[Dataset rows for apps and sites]
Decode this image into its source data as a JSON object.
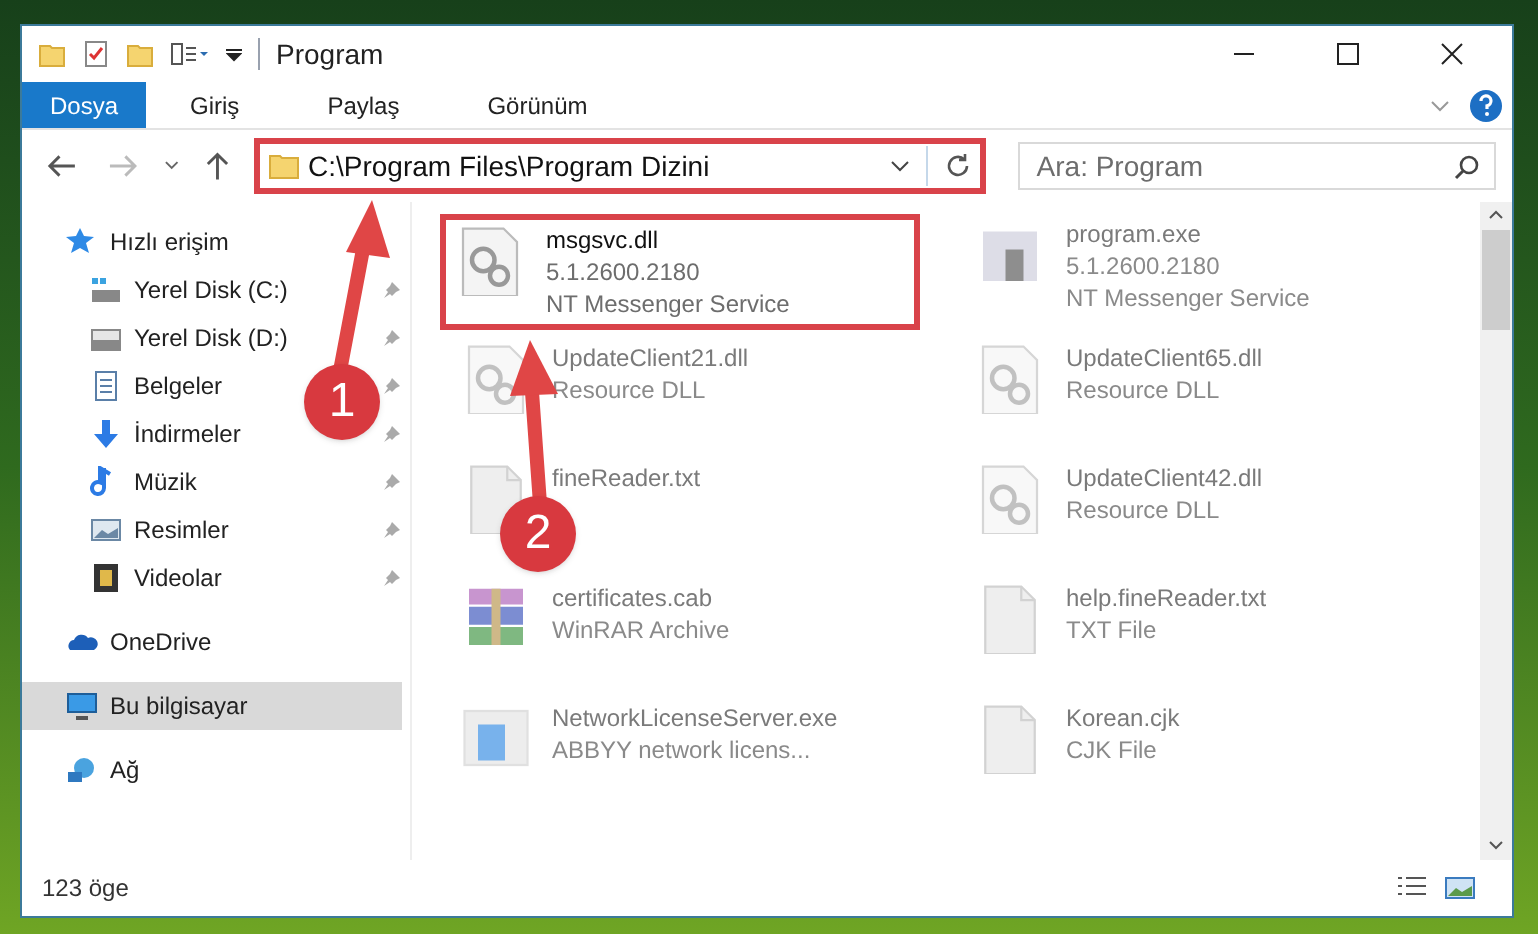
{
  "window": {
    "title": "Program"
  },
  "ribbon_tabs": [
    {
      "label": "Dosya",
      "selected": true
    },
    {
      "label": "Giriş",
      "selected": false
    },
    {
      "label": "Paylaş",
      "selected": false
    },
    {
      "label": "Görünüm",
      "selected": false
    }
  ],
  "address_bar": {
    "path": "C:\\Program Files\\Program Dizini",
    "highlighted": true
  },
  "search": {
    "placeholder": "Ara: Program"
  },
  "sidebar": {
    "items": [
      {
        "label": "Hızlı erişim",
        "kind": "group",
        "pinned": false,
        "selected": false
      },
      {
        "label": "Yerel Disk (C:)",
        "kind": "item",
        "pinned": true,
        "selected": false
      },
      {
        "label": "Yerel Disk (D:)",
        "kind": "item",
        "pinned": true,
        "selected": false
      },
      {
        "label": "Belgeler",
        "kind": "item",
        "pinned": true,
        "selected": false
      },
      {
        "label": "İndirmeler",
        "kind": "item",
        "pinned": true,
        "selected": false
      },
      {
        "label": "Müzik",
        "kind": "item",
        "pinned": true,
        "selected": false
      },
      {
        "label": "Resimler",
        "kind": "item",
        "pinned": true,
        "selected": false
      },
      {
        "label": "Videolar",
        "kind": "item",
        "pinned": true,
        "selected": false
      },
      {
        "label": "OneDrive",
        "kind": "group",
        "pinned": false,
        "selected": false
      },
      {
        "label": "Bu bilgisayar",
        "kind": "group",
        "pinned": false,
        "selected": true
      },
      {
        "label": "Ağ",
        "kind": "group",
        "pinned": false,
        "selected": false
      }
    ]
  },
  "files": [
    {
      "name": "msgsvc.dll",
      "lines": [
        "5.1.2600.2180",
        "NT Messenger Service"
      ],
      "kind": "dll",
      "faded": false,
      "highlighted": true
    },
    {
      "name": "program.exe",
      "lines": [
        "5.1.2600.2180",
        "NT Messenger Service"
      ],
      "kind": "exe",
      "faded": true,
      "highlighted": false
    },
    {
      "name": "UpdateClient21.dll",
      "lines": [
        "Resource DLL"
      ],
      "kind": "dll",
      "faded": true,
      "highlighted": false
    },
    {
      "name": "UpdateClient65.dll",
      "lines": [
        "Resource DLL"
      ],
      "kind": "dll",
      "faded": true,
      "highlighted": false
    },
    {
      "name": "fineReader.txt",
      "kind": "txt",
      "faded": true,
      "highlighted": false
    },
    {
      "name": "UpdateClient42.dll",
      "lines": [
        "Resource DLL"
      ],
      "kind": "dll",
      "faded": true,
      "highlighted": false
    },
    {
      "name": "certificates.cab",
      "lines": [
        "WinRAR Archive"
      ],
      "kind": "archive",
      "faded": true,
      "highlighted": false
    },
    {
      "name": "help.fineReader.txt",
      "lines": [
        "TXT File"
      ],
      "kind": "txt",
      "faded": true,
      "highlighted": false
    },
    {
      "name": "NetworkLicenseServer.exe",
      "lines": [
        "ABBYY network licens..."
      ],
      "kind": "app",
      "faded": true,
      "highlighted": false
    },
    {
      "name": "Korean.cjk",
      "lines": [
        "CJK File"
      ],
      "kind": "txt",
      "faded": true,
      "highlighted": false
    }
  ],
  "status_bar": {
    "item_count": "123 öge"
  },
  "annotations": [
    {
      "label": "1"
    },
    {
      "label": "2"
    }
  ]
}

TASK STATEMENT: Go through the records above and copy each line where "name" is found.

ANSWER TO THE PROBLEM:
      "name": "msgsvc.dll",
      "name": "program.exe",
      "name": "UpdateClient21.dll",
      "name": "UpdateClient65.dll",
      "name": "fineReader.txt",
      "name": "UpdateClient42.dll",
      "name": "certificates.cab",
      "name": "help.fineReader.txt",
      "name": "NetworkLicenseServer.exe",
      "name": "Korean.cjk",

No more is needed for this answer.